__Data extract__:
--*--

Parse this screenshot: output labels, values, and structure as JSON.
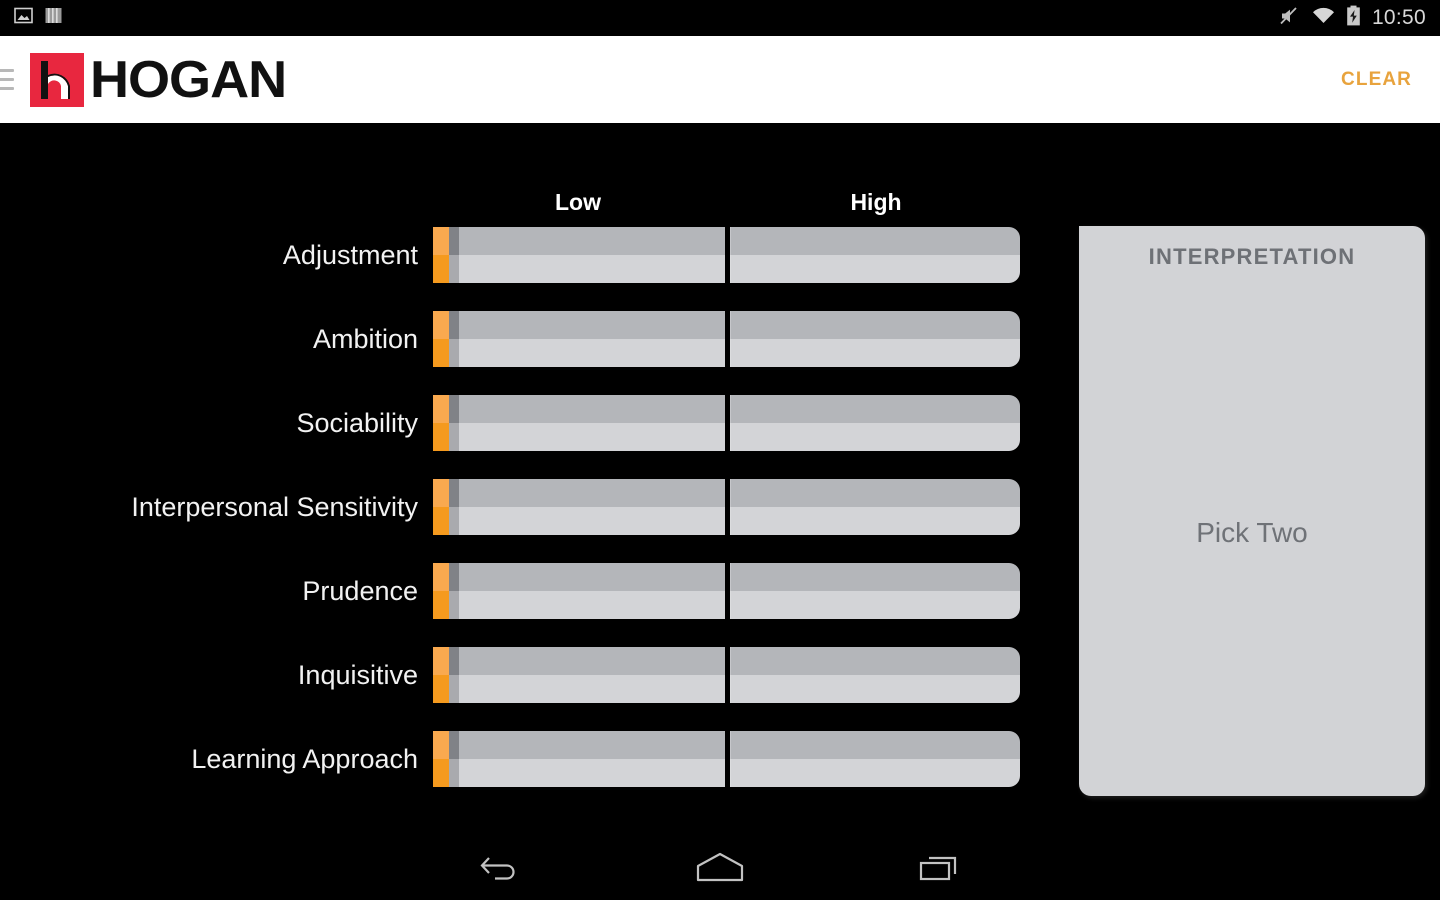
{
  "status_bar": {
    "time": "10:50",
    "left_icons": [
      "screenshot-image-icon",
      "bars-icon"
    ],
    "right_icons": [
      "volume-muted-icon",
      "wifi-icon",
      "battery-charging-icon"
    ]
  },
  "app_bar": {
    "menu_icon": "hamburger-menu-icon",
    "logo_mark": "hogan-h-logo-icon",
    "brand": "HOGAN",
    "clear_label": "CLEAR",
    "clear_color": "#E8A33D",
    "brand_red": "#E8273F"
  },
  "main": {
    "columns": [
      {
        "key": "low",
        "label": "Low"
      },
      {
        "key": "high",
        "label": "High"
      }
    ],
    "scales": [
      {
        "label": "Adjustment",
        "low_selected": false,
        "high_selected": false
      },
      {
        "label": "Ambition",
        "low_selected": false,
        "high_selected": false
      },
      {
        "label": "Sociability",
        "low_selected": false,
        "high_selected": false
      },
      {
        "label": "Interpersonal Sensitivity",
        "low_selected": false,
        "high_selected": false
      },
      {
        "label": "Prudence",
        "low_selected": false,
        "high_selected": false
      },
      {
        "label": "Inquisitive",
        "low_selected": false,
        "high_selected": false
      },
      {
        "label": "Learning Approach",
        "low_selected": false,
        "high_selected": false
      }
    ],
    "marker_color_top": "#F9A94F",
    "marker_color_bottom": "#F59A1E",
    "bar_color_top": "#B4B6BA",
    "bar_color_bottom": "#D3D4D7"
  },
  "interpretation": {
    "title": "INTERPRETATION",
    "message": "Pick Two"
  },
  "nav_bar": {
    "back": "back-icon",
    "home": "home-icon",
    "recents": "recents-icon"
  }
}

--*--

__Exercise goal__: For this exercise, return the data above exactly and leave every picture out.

__Worked solution__:
Parse this screenshot: output labels, values, and structure as JSON.
{
  "status_bar": {
    "time": "10:50",
    "left_icons": [
      "screenshot-image-icon",
      "bars-icon"
    ],
    "right_icons": [
      "volume-muted-icon",
      "wifi-icon",
      "battery-charging-icon"
    ]
  },
  "app_bar": {
    "menu_icon": "hamburger-menu-icon",
    "logo_mark": "hogan-h-logo-icon",
    "brand": "HOGAN",
    "clear_label": "CLEAR",
    "clear_color": "#E8A33D",
    "brand_red": "#E8273F"
  },
  "main": {
    "columns": [
      {
        "key": "low",
        "label": "Low"
      },
      {
        "key": "high",
        "label": "High"
      }
    ],
    "scales": [
      {
        "label": "Adjustment",
        "low_selected": false,
        "high_selected": false
      },
      {
        "label": "Ambition",
        "low_selected": false,
        "high_selected": false
      },
      {
        "label": "Sociability",
        "low_selected": false,
        "high_selected": false
      },
      {
        "label": "Interpersonal Sensitivity",
        "low_selected": false,
        "high_selected": false
      },
      {
        "label": "Prudence",
        "low_selected": false,
        "high_selected": false
      },
      {
        "label": "Inquisitive",
        "low_selected": false,
        "high_selected": false
      },
      {
        "label": "Learning Approach",
        "low_selected": false,
        "high_selected": false
      }
    ],
    "marker_color_top": "#F9A94F",
    "marker_color_bottom": "#F59A1E",
    "bar_color_top": "#B4B6BA",
    "bar_color_bottom": "#D3D4D7"
  },
  "interpretation": {
    "title": "INTERPRETATION",
    "message": "Pick Two"
  },
  "nav_bar": {
    "back": "back-icon",
    "home": "home-icon",
    "recents": "recents-icon"
  }
}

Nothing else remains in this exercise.